Keep an eye out for a followup to Wednesday’s segment. We’re working on another story about Dr. Spitzer’s study and how it’s being used currently — even though Dr. Spitzer wishes he’d never published it — to further anti-gay causes.

Full post and video here.

AIDS Outreach Names New Executive Director

AIDS Outreach, a local HIV prevention, testing and support organization announces that D Gregory Smith, MA, will be its new Executive Director.

Smith, a Montana native (Twin Bridges) and local mental health therapist, is excited about the opportunity and challenges the position offers.

“We have the opportunity to do some real good here,” he said. “Despite popular belief, HIV is in Montana. There is a tremendous need to inform people at risk, help them protect themselves and to get people tested- to give them that crucial information about their health. There is also a need to support persons living with HIV here. I believe as a community we have a duty to assist those in need- and people with HIV are often economically disadvantaged. It’s about human dignity, and I want to help AIDS Outreach be at the forefront in Gallatin, Park and Madison counties.”

Smith has been involved in HIV/AIDS awareness work since 1994, and was an original member of the Montana Governor’s AIDS Advisory Council in 2000. He continues to serve on the Montana State Community Planning Group for HIV Prevention, and has written articles and abstracts for national publications and organizations and given numerous presentations on HIV/AIDS, especially HIV in rural communities.

Founded in 2006 and based in Bozeman, AIDS Outreach is a 501(c)3 organization offering free HIV testing, HIV prevention and educational materials, as well as assistance and a support group for HIV+ persons.

For more information, please call (406) 451-5718, write info@AIDSOutreachMT.org or visit http://www.AIDSOutreachmt.org

Today- Canadia!

Calgary Tower, Calgary, Alberta, Canada

Calgary Tower, Calgary, Alberta, Canada (Photo credit: Wikipedia)

As I embark on my Spring Trip to Calgary, I will try to put content up whilst I am away, but no promises- after all, this is supposed to be a vacation. As usual, I’ll let you know what/where I eat/drink/dance in the beautiful Cowtown that is Calgary. With my guide, Nicole, I’m sure it will be amazing.

See you next Tuesday!

Study: Preventative HIV Dosing Could Be Cost-Effective

Science Daily reports that giving preventative doses of the HIV drug Truvada to high-risk groups could prove to be cost-effective:

A once-a-day pill to help prevent HIV infection could significantly reduce the spread of AIDS, but only makes economic sense if used in select, high-risk groups, Stanford University researchers conclude in a new study.

The researchers looked at the cost-effectiveness of the combination drug tenofovir-emtricitabine, which was found in a landmark 2010 trial to reduce an individual’s risk of HIV infection by 44 percent when taken daily. Patients who were particularly faithful about taking the drug reduced their risk to an even greater extent — by 73 percent.

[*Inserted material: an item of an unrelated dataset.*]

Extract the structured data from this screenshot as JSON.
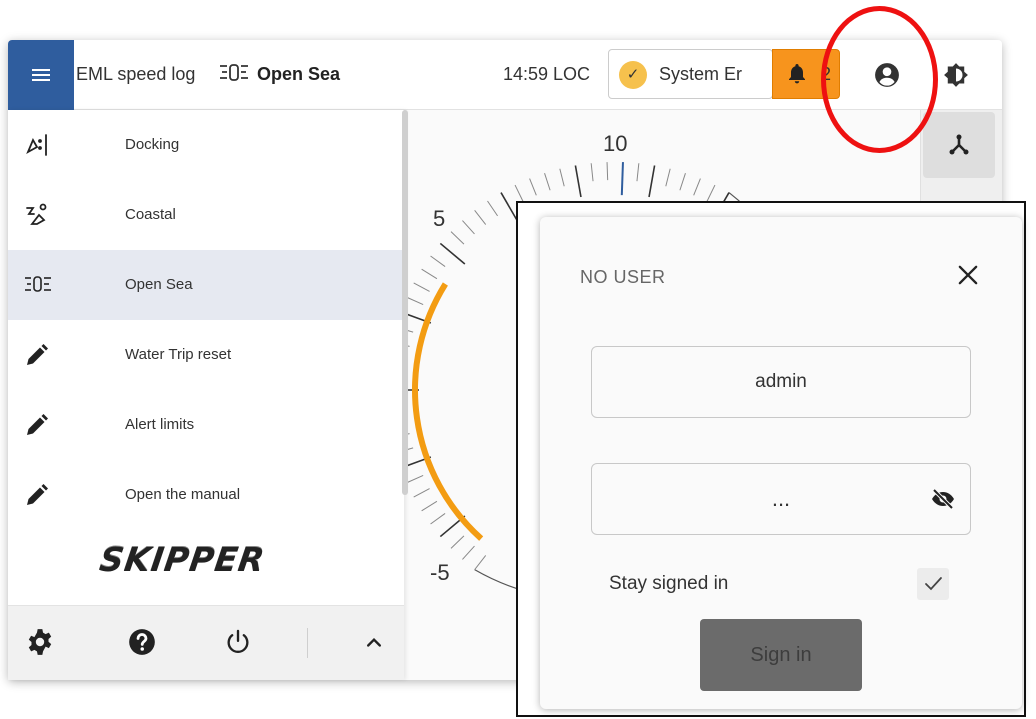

The results generated so much interest that the Stanford researchers decided to see if it would be cost-effective to prescribe the pill daily in large populations, a prevention technique known as pre-exposure prophylaxis, or PrEP. They created an economic model focused on men who have sex with other men, or MSM, as they account for more than half of the estimated 56,000 new infections annually in the United States, according to the Centers for Disease Control and Prevention.

“Promoting PrEP to all men who have sex with men could be prohibitively expensive,” said Jessie Juusola, a PhD candidate in management science and engineering in the School of Engineering and first author of the study. “Adopting it for men who have sex with men at high risk of acquiring HIV, however, is an investment with good value that does not break the bank.”

Although getting Congress to pass this- the same Congress who killed needle-exchange- is far from realistic. Even though (maybe even especially because) it makes sense.